Exercise instructions:
Scan the data and please report how many lines include the word "screenshot". Leave out everything but the number.

Records supplied:
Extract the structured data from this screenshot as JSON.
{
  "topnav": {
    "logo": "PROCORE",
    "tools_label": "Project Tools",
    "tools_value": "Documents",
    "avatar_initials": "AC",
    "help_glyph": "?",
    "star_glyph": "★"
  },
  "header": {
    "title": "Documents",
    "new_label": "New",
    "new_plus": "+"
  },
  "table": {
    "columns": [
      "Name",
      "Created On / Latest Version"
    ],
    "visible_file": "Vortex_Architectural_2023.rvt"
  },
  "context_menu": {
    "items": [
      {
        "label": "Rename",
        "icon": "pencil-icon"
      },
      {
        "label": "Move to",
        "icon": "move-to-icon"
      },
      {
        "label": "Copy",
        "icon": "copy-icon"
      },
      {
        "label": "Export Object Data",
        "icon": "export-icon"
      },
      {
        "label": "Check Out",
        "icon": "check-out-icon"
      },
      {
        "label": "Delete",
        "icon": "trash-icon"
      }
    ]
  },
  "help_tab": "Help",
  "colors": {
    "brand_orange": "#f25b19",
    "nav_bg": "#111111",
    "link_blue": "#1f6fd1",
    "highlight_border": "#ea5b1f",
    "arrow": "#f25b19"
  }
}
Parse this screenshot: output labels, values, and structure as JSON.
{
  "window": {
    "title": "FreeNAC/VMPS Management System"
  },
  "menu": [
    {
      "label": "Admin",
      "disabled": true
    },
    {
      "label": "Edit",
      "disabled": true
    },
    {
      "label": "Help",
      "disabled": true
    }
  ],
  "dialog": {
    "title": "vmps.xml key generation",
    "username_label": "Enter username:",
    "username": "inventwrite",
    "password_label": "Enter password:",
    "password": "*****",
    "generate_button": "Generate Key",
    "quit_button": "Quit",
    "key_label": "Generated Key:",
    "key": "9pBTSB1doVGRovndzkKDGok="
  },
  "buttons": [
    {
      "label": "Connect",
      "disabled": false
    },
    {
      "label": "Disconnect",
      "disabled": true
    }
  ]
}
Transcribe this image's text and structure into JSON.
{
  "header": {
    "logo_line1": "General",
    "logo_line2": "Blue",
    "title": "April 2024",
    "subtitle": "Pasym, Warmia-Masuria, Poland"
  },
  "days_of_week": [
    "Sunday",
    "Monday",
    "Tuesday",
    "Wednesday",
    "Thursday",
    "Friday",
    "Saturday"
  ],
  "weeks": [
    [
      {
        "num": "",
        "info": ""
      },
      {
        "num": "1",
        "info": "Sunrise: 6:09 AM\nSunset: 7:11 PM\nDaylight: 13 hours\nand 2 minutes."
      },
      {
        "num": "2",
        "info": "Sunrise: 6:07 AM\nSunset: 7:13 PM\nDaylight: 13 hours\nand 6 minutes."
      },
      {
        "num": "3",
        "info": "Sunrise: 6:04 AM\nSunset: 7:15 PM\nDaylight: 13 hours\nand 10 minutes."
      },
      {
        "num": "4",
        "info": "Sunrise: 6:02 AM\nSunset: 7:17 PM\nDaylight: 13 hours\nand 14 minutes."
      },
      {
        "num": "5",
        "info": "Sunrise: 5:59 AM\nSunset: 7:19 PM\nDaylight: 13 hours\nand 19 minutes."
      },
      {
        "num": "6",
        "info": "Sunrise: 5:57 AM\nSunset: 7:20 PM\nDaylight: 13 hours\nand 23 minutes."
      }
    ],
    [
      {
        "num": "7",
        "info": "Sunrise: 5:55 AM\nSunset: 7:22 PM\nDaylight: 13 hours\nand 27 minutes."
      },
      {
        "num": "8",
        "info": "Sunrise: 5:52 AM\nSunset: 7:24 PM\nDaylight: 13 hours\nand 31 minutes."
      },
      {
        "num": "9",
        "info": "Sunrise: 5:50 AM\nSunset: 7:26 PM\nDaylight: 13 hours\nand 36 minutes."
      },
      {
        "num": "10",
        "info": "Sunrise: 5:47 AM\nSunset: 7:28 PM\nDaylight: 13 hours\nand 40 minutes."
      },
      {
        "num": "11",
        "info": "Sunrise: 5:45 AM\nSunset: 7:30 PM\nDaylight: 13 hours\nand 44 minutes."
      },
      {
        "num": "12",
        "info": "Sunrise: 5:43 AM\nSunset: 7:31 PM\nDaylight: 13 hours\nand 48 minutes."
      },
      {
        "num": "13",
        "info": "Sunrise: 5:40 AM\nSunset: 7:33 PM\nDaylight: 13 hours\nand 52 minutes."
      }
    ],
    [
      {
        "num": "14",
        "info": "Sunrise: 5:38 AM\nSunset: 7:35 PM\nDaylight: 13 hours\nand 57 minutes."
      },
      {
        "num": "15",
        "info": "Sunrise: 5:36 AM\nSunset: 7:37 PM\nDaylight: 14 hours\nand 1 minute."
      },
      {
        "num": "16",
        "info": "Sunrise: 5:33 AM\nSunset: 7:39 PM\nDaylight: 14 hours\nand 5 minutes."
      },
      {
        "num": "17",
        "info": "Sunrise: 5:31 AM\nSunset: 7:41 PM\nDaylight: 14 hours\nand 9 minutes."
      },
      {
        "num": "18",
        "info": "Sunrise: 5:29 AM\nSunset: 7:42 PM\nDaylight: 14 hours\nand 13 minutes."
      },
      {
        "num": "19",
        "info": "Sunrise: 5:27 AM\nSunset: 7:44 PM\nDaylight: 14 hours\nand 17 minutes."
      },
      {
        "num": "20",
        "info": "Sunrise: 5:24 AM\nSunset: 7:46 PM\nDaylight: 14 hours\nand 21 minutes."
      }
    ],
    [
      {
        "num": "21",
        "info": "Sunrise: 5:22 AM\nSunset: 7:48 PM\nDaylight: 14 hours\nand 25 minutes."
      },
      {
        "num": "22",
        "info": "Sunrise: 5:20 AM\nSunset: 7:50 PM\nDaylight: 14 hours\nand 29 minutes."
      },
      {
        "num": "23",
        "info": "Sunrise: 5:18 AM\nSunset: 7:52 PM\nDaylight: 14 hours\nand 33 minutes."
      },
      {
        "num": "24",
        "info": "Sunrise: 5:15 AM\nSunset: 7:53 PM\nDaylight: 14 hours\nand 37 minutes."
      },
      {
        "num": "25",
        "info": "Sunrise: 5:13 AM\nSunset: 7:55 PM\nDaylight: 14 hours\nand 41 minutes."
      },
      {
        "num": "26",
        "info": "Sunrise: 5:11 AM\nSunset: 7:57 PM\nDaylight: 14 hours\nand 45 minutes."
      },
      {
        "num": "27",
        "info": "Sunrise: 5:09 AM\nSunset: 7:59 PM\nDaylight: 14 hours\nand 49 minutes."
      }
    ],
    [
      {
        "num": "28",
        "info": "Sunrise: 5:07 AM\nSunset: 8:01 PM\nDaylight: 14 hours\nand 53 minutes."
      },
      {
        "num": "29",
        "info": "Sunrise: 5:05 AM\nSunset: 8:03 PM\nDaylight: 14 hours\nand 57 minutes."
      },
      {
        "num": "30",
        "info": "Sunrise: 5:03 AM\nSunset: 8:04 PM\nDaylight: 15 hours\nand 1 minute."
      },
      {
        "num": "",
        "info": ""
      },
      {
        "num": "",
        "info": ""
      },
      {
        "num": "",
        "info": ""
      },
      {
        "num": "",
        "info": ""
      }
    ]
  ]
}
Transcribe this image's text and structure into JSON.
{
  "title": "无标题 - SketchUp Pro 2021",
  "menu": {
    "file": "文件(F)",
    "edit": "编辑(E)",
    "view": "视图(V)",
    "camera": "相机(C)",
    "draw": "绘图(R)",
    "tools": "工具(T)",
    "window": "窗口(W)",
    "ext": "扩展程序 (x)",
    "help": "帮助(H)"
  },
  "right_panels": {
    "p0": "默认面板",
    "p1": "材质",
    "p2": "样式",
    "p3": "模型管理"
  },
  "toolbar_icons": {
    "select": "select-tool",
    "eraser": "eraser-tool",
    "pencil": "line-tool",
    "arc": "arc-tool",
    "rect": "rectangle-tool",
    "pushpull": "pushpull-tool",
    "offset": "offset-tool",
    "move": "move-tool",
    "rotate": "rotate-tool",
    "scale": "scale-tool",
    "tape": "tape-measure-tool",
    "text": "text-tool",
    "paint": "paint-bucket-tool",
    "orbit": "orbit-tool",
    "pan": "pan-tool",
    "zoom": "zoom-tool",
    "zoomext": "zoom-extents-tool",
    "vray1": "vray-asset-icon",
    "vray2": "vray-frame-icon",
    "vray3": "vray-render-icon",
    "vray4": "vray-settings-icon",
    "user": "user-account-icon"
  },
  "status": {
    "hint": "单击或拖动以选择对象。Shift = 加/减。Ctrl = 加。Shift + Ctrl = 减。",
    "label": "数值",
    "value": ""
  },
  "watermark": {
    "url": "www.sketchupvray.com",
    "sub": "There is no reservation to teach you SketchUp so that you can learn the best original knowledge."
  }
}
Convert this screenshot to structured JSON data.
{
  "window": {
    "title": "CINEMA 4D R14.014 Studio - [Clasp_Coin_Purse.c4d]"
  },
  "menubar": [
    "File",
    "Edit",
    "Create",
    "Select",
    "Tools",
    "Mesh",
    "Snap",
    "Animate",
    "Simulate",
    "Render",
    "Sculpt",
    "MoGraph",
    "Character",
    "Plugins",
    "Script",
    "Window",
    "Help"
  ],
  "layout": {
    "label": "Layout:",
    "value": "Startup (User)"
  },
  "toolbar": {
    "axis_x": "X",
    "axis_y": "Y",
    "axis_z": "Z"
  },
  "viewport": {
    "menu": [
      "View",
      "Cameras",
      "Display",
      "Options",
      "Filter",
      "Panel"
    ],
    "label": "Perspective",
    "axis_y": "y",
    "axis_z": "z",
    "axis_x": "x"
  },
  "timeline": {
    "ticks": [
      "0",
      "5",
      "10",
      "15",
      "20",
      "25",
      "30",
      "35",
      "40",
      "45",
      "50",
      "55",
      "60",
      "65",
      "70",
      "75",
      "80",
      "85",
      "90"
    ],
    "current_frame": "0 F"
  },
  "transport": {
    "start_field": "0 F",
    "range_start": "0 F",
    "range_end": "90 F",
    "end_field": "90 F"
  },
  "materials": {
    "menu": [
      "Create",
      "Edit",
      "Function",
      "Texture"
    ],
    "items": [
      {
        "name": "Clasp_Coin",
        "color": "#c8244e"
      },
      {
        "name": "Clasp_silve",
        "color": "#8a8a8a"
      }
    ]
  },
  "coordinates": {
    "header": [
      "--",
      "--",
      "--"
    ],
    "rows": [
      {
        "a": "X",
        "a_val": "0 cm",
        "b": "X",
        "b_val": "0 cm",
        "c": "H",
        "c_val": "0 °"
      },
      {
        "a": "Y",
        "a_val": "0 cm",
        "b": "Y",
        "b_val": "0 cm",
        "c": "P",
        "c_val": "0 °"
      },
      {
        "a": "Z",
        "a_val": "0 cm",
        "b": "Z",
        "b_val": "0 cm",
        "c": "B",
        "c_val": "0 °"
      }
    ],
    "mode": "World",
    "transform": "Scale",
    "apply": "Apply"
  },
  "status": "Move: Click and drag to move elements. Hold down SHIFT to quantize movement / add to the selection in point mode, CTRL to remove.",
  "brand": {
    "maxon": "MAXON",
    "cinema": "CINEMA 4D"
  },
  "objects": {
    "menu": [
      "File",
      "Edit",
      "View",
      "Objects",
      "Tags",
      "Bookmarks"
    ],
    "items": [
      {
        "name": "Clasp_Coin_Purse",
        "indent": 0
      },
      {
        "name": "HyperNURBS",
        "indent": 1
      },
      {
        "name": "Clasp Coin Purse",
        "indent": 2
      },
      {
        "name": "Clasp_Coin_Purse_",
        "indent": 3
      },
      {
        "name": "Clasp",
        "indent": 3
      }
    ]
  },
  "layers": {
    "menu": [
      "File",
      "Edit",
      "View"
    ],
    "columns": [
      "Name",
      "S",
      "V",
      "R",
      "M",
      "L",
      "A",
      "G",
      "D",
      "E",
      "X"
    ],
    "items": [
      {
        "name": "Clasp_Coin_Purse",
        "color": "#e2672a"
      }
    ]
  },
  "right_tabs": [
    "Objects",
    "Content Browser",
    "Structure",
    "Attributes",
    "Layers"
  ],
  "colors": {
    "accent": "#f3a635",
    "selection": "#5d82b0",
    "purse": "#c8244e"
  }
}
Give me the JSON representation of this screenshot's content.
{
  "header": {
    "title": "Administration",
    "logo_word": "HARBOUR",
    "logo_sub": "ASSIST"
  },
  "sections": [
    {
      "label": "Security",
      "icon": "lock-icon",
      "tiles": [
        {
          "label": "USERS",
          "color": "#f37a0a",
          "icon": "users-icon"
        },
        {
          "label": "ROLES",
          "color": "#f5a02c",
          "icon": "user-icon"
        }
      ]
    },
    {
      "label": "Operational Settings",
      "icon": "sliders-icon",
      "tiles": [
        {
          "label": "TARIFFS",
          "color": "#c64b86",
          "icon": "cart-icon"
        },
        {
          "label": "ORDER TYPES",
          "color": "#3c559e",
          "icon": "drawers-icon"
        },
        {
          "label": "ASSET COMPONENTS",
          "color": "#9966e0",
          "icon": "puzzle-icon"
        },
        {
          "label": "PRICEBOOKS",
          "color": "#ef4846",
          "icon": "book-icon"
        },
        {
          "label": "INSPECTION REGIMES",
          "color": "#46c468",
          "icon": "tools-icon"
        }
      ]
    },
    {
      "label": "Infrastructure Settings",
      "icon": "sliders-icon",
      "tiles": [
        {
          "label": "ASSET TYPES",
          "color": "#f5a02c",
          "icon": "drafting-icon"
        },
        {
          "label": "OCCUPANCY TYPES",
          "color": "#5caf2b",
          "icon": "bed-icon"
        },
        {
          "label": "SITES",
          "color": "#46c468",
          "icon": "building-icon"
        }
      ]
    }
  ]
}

Expected answer:
4